SHS 310 – Social Gerontology
Provides a broad base of knowledge about the process of the aging experience and the diversities in the older population. The impact of the changes in life expectancy and the consequent increase in the number of elderly will be addressed. Through a combination of reading, videos, presentations, and discussions, older Americans will be studied in a multi-disciplinary manner. Students will distinguish the realities of usual and successful aging from the societal stereotypes surrounding this phenomenon and consider how such attitudes affect social policies and services. (3 credits) Fall, Spring

SHS 320 – End of Life
Designed for personal growth related to issues of death and dying for professionals working in the field, as well as non-professionals. A developmental, life cycle perspective is used, examining such concepts as bereavement theories, cultural differences, clinical intervention with various types of mourning, and coping with caregiver stress and grief. Students will have an opportunity to examine their own beliefs and attitudes, expand their understanding of the grief process within families, examine traditional and non-traditional closure rituals, and learn new caregiver skills to prevent burnout. (3 credits) Fall
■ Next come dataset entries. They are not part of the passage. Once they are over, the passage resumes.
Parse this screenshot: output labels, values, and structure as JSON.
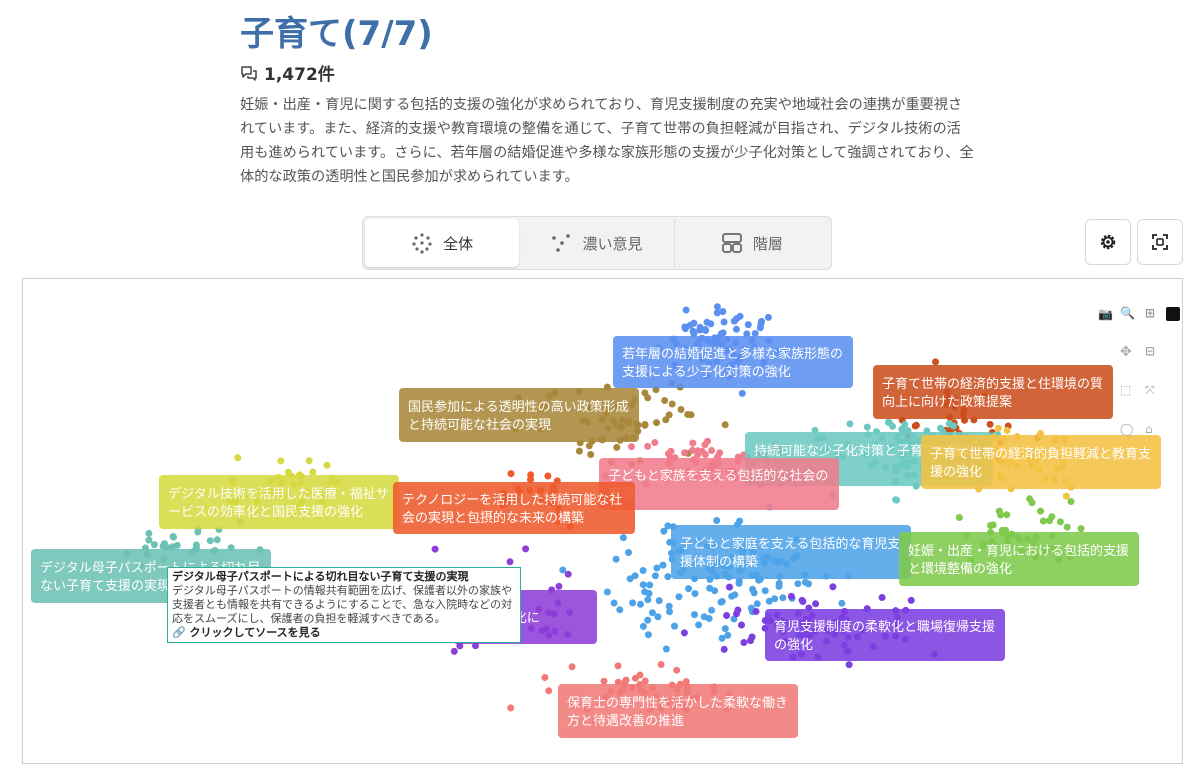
{
  "header": {
    "title": "子育て(7/7)",
    "count": "1,472件",
    "description": "妊娠・出産・育児に関する包括的支援の強化が求められており、育児支援制度の充実や地域社会の連携が重要視されています。また、経済的支援や教育環境の整備を通じて、子育て世帯の負担軽減が目指され、デジタル技術の活用も進められています。さらに、若年層の結婚促進や多様な家族形態の支援が少子化対策として強調されており、全体的な政策の透明性と国民参加が求められています。"
  },
  "tabs": [
    {
      "label": "全体",
      "icon": "scatter-dots-icon",
      "active": true
    },
    {
      "label": "濃い意見",
      "icon": "sparse-dots-icon",
      "active": false
    },
    {
      "label": "階層",
      "icon": "hierarchy-icon",
      "active": false
    }
  ],
  "toolbar": {
    "settings_icon": "gear-icon",
    "fullscreen_icon": "fullscreen-icon"
  },
  "modebar": [
    "camera-icon",
    "zoom-icon",
    "zoom-in-icon",
    "bar-logo-icon",
    "pan-icon",
    "zoom-out-icon",
    "box-select-icon",
    "autoscale-icon",
    "lasso-icon",
    "home-icon"
  ],
  "chart_data": {
    "type": "scatter",
    "title": "",
    "xlabel": "",
    "ylabel": "",
    "grid": false,
    "clusters": [
      {
        "label": "若年層の結婚促進と多様な家族形態の支援による少子化対策の強化",
        "color": "#5b8ff0"
      },
      {
        "label": "子育て世帯の経済的支援と住環境の質向上に向けた政策提案",
        "color": "#cc4f1f"
      },
      {
        "label": "国民参加による透明性の高い政策形成と持続可能な社会の実現",
        "color": "#a8883a"
      },
      {
        "label": "持続可能な少子化対策と子育て支援の強化",
        "color": "#6cc9c0"
      },
      {
        "label": "子育て世帯の経済的負担軽減と教育支援の強化",
        "color": "#f4c242"
      },
      {
        "label": "子どもと家族を支える包括的な社会の実現",
        "color": "#f07c8c"
      },
      {
        "label": "デジタル技術を活用した医療・福祉サービスの効率化と国民支援の強化",
        "color": "#d6d940"
      },
      {
        "label": "テクノロジーを活用した持続可能な社会の実現と包摂的な未来の構築",
        "color": "#ee5a2c"
      },
      {
        "label": "子どもと家庭を支える包括的な育児支援体制の構築",
        "color": "#4ea3e8"
      },
      {
        "label": "妊娠・出産・育児における包括的支援と環境整備の強化",
        "color": "#7fc94c"
      },
      {
        "label": "デジタル母子パスポートによる切れ目ない子育て支援の実現",
        "color": "#6cc0b4"
      },
      {
        "label": "デジタル化に",
        "color": "#8d3fd8"
      },
      {
        "label": "育児支援制度の柔軟化と職場復帰支援の強化",
        "color": "#7c3fe0"
      },
      {
        "label": "保育士の専門性を活かした柔軟な働き方と待遇改善の推進",
        "color": "#f07a78"
      }
    ]
  },
  "tooltip": {
    "title": "デジタル母子パスポートによる切れ目ない子育て支援の実現",
    "body": "デジタル母子パスポートの情報共有範囲を広げ、保護者以外の家族や支援者とも情報を共有できるようにすることで、急な入院時などの対応をスムーズにし、保護者の負担を軽減すべきである。",
    "link": "🔗 クリックしてソースを見る"
  }
}
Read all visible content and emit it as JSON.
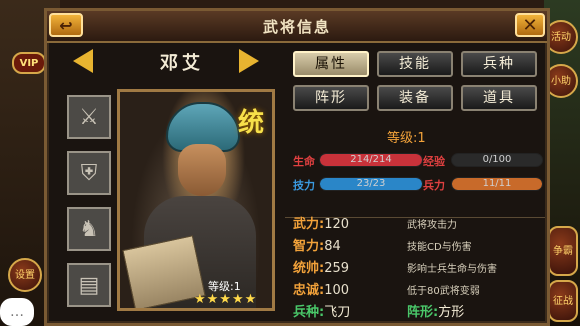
{
  "window": {
    "title": "武将信息",
    "back_icon": "↩",
    "close_icon": "✕"
  },
  "hero": {
    "name": "邓艾",
    "level_label": "等级:1",
    "stars": "★★★★★",
    "badge": "统"
  },
  "equip_slots": [
    "polearm-icon",
    "armor-icon",
    "horse-icon",
    "book-icon"
  ],
  "tabs": [
    "属性",
    "技能",
    "兵种",
    "阵形",
    "装备",
    "道具"
  ],
  "level": {
    "label": "等级:",
    "value": "1"
  },
  "bars": {
    "hp": {
      "label": "生命",
      "text": "214/214",
      "fill": 1.0,
      "color": "#c8323a"
    },
    "exp": {
      "label": "经验",
      "text": "0/100",
      "fill": 0.0,
      "color": "#7a7a7a"
    },
    "skill": {
      "label": "技力",
      "text": "23/23",
      "fill": 1.0,
      "color": "#2a86c8"
    },
    "troops": {
      "label": "兵力",
      "text": "11/11",
      "fill": 1.0,
      "color": "#c86a2a"
    }
  },
  "attributes": [
    {
      "name": "武力:",
      "value": "120",
      "desc": "武将攻击力"
    },
    {
      "name": "智力:",
      "value": "84",
      "desc": "技能CD与伤害"
    },
    {
      "name": "统帅:",
      "value": "259",
      "desc": "影响士兵生命与伤害"
    },
    {
      "name": "忠诚:",
      "value": "100",
      "desc": "低于80武将变弱"
    }
  ],
  "troop_type": {
    "label": "兵种:",
    "value": "飞刀"
  },
  "formation": {
    "label": "阵形:",
    "value": "方形"
  },
  "side": {
    "vip": "VIP",
    "settings": "设置",
    "chat": "…",
    "right_top": "活动",
    "right_top2": "小助",
    "right_mid": "争霸",
    "right_bot": "征战"
  }
}
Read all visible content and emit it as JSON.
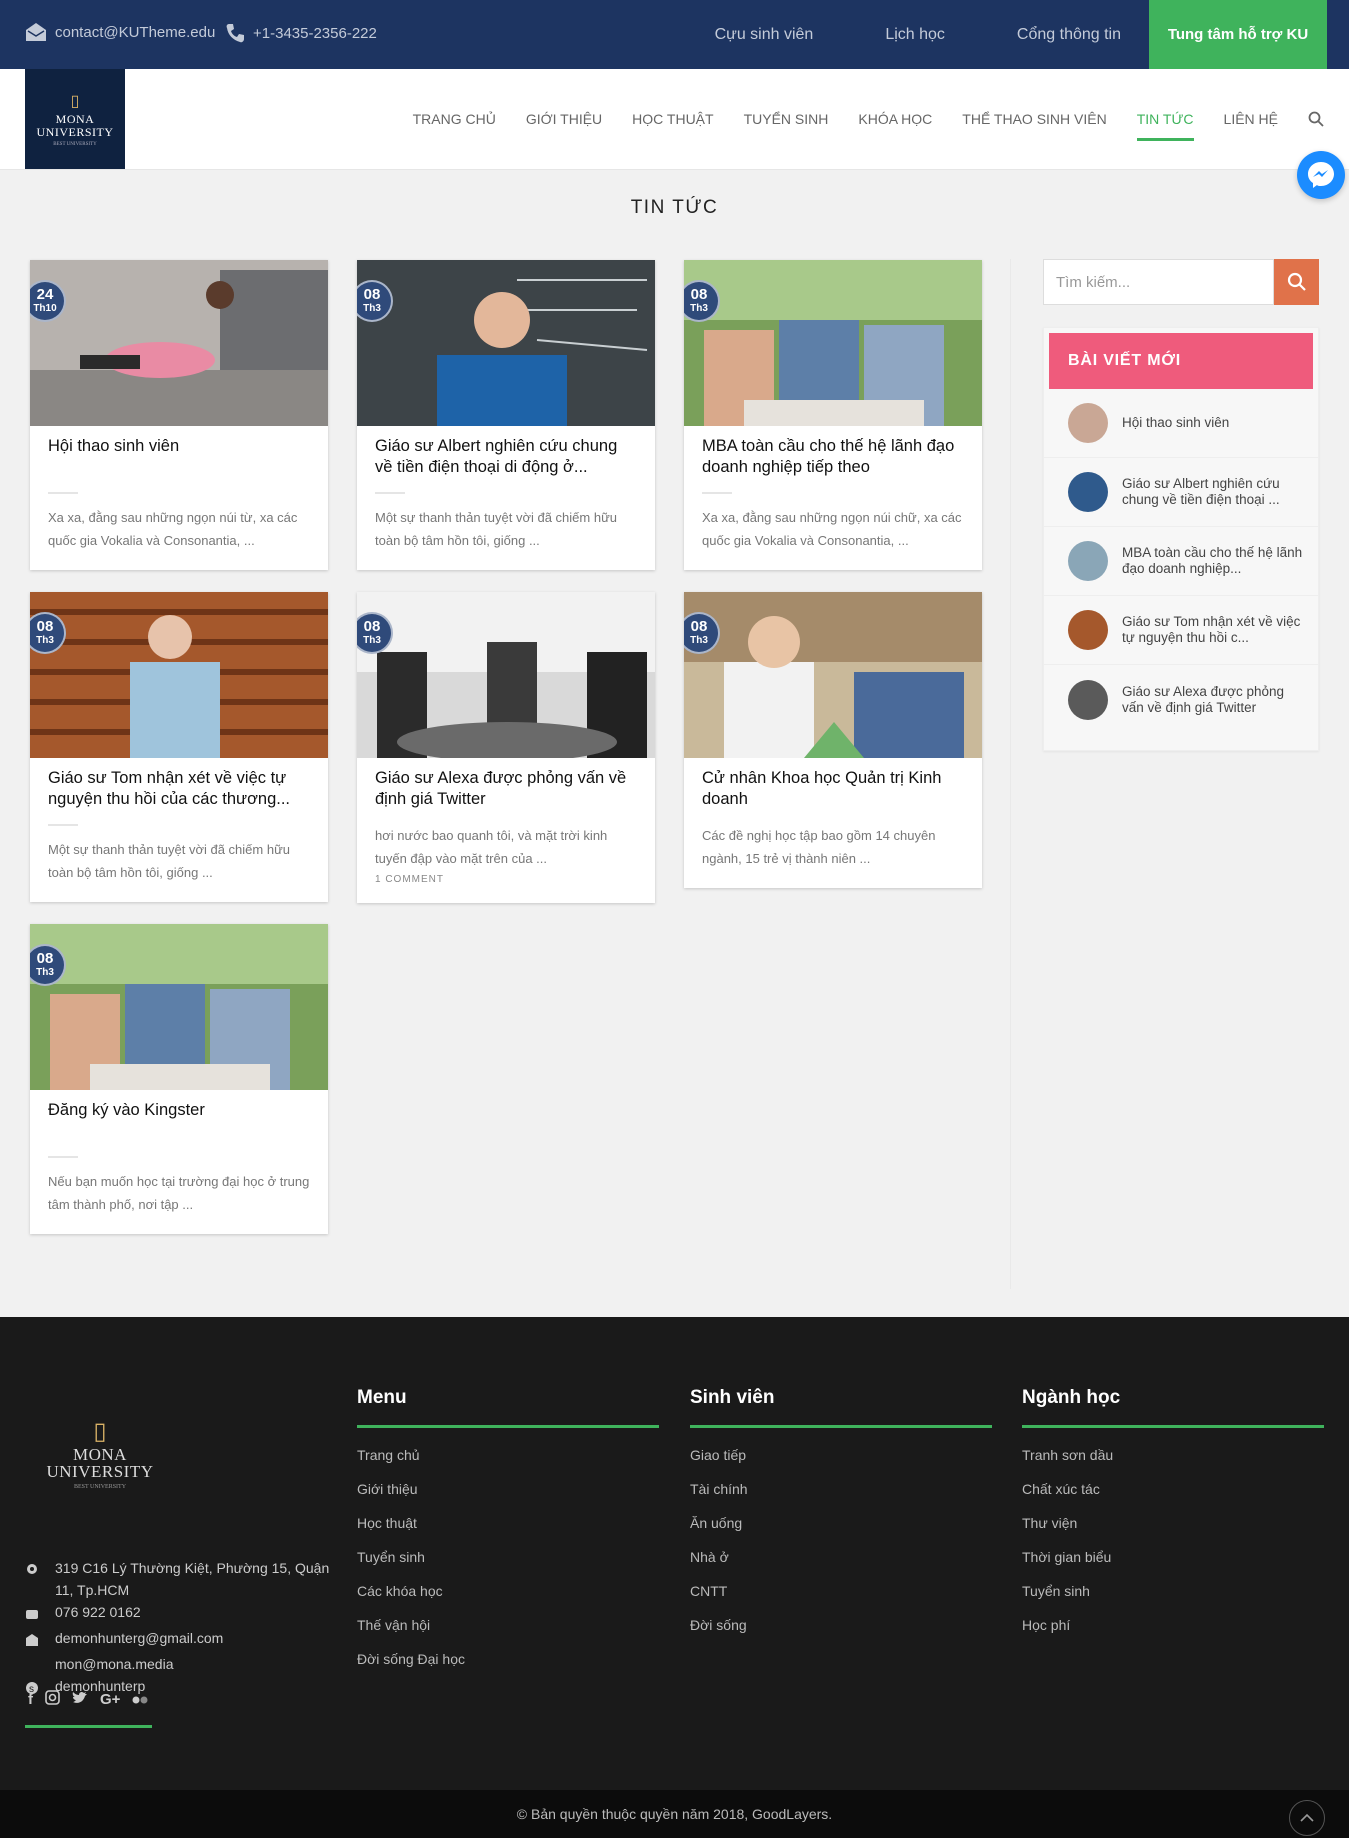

SHS 324 – Multi-Cultural Perspectives on Aging
Prerequisite: SHS 120 This course is required for both the Nursing Home Administration Certificate and for the Certificate in Gerontology. This course provides students with a knowledge base from an international and cross-cultural perspective necessary for social and health services with the aged and their families. We will examine demographic data on global aging and introduce basic concepts such as culturally competent care of elders. Students will learn geriatric social and health service practice concepts values, skills and theories. Emphasis is placed on the role of the social network and social exclusion on the availability and accessibility to formal and informal care services of the aging population. Students will analyze critical questions about age and ageing around the world. (3 credits)

SHS 408 – Counseling: Theory and Skills
Co-listed as PSYCH 356 A brief theoretical overview of counseling is discussed in conjunction with the application of practical skill development. Skills included are listening, observation, presentation of self, rapport development, interviewing, and empathy. (3 credits) Fall, Summer

HCA 413 – Moral and Ethical Issues in Health Care
Introduces students, currently employed (or intending to be employed) in the health care field, to the moral/ethical issues and dilemmas facing the healthcare industry/employee(s) today and into the future. A sampling of selected topics that will be discussed and researched include: informed consent, euthanasia, rationing of health care services, advance directives, biomedical research, heroic measures, the uninsured and underinsured. (3 credits) Spring, Summer

SHS 451 – Geriatric Mental Health Care Management
This course is required for the Nursing Home Administration Certificate and is The Capstone course for the Certificate in Gerontology. This course offers insights and practical approaches to working with older adults who may have mental illness. We will review evidence based screening tools as well as the criteria and ‘best practices’ for treatments related to mental illnesses and aging. The emphasis is on working more effectively as care managers, using a strength based approach to care. We will examine a range of topics, including the impact of social, economic and ethnic factors in the care and treatment of aging populations; the ethics of in-home care; working with family caregivers; spiritual challenges; chemical dependency and elder abuse, and the importance of care coordination, documentation and monitoring. (3 credits)

SHS 440 – Practicum in Social and Health Services

SHS 430 – Special Topics in Gerontology